### To do
Which lines of the data below contain "icon"? Please show them all.

Entries taken from a collection
+++++

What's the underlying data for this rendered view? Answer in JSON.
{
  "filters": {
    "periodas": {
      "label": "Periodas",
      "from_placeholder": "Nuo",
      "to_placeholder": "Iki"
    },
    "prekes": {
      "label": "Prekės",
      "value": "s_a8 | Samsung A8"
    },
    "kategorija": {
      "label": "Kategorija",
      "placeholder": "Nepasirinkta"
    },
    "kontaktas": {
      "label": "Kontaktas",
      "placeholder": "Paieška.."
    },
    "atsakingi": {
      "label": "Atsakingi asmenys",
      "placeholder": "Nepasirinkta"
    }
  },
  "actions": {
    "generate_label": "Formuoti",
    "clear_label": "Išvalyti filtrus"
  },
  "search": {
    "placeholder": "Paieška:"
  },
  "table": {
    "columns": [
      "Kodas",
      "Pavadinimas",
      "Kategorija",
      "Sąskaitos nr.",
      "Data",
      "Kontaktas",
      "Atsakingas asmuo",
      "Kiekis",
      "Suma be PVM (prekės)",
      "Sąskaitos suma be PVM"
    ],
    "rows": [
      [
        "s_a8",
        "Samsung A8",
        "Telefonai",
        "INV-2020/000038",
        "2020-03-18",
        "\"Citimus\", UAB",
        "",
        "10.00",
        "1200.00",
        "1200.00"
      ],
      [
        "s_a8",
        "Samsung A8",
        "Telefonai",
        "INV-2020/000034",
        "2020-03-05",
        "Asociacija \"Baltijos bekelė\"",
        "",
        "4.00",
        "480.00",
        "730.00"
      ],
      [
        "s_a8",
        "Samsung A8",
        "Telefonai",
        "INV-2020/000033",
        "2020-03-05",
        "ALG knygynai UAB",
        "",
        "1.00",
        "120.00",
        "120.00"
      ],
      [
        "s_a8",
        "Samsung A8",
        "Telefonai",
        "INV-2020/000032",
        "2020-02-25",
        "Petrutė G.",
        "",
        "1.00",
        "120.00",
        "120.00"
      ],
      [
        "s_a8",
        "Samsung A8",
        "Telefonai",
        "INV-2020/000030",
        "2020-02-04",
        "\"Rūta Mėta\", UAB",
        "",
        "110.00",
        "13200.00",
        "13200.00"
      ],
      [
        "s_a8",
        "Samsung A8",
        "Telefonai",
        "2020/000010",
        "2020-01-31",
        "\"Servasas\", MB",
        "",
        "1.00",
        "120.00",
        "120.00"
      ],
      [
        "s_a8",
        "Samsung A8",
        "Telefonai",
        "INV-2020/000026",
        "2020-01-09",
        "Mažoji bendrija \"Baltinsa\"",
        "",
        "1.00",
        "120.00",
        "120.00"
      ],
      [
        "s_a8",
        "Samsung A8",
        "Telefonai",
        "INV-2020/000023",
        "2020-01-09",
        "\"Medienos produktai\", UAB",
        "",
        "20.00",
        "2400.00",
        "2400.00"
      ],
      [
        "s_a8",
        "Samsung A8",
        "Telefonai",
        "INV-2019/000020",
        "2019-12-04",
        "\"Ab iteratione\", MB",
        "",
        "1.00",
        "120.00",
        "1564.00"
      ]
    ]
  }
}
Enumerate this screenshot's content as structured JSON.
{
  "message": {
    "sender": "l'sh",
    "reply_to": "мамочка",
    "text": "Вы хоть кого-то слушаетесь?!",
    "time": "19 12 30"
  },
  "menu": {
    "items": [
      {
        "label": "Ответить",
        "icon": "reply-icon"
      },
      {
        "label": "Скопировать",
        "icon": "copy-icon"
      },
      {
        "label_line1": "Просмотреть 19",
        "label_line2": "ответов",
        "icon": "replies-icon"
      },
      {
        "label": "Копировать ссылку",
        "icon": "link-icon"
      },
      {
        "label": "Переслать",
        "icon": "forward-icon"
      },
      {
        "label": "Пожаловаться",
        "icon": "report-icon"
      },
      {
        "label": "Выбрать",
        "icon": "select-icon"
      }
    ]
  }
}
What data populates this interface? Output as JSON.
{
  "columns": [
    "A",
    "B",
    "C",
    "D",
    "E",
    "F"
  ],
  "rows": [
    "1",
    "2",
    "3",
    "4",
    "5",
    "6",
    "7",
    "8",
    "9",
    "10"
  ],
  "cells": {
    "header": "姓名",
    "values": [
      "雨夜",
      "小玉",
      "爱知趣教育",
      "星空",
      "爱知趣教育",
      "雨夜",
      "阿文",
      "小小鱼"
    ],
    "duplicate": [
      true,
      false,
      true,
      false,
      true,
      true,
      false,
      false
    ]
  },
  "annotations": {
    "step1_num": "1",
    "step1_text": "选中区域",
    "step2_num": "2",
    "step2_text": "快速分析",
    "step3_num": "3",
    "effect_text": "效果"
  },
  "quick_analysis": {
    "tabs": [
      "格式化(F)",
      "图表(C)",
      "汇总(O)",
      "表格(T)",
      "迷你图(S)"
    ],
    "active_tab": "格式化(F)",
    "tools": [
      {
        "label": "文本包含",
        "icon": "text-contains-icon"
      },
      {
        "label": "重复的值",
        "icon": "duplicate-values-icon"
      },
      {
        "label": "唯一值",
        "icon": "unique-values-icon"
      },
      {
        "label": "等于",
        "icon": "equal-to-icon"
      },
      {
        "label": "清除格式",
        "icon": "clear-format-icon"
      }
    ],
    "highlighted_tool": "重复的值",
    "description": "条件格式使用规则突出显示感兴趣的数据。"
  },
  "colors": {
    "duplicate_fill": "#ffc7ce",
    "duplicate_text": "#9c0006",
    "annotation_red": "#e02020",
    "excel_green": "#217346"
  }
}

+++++

### Expected output
        "icon": "reply-icon"
        "icon": "copy-icon"
        "icon": "replies-icon"
        "icon": "link-icon"
        "icon": "forward-icon"
        "icon": "report-icon"
        "icon": "select-icon"
        "icon": "text-contains-icon"
        "icon": "duplicate-values-icon"
        "icon": "unique-values-icon"
        "icon": "equal-to-icon"
        "icon": "clear-format-icon"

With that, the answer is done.